━━━ DATA TO PROCESS
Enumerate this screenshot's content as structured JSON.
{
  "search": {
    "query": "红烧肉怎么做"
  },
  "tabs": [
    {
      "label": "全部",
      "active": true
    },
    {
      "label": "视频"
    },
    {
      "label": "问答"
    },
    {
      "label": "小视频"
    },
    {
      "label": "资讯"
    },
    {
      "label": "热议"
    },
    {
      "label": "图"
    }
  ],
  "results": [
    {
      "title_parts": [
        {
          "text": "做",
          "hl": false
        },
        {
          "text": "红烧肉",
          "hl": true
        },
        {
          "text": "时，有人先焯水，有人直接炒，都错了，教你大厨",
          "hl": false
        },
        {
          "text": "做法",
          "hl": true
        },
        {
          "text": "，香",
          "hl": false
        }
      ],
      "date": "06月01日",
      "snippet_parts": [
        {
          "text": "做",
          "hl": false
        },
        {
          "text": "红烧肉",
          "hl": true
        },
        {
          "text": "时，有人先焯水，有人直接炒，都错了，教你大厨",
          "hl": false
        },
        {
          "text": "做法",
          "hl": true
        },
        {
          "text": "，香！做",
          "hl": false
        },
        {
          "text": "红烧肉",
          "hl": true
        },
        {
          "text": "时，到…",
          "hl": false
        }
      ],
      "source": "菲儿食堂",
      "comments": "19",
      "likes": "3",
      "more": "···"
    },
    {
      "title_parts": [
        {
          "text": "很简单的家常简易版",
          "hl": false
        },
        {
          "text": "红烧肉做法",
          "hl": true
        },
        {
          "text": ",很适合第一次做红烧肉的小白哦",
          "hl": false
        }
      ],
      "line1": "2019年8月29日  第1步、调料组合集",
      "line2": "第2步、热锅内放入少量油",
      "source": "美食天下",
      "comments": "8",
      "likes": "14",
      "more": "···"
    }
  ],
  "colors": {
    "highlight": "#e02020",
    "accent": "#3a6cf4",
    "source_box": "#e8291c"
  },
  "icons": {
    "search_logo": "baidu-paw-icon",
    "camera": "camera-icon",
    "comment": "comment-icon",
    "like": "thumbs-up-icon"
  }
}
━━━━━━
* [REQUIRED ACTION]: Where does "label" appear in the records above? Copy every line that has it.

* [ANSWER BOX]:
      "label": "全部",
      "label": "视频"
      "label": "问答"
      "label": "小视频"
      "label": "资讯"
      "label": "热议"
      "label": "图"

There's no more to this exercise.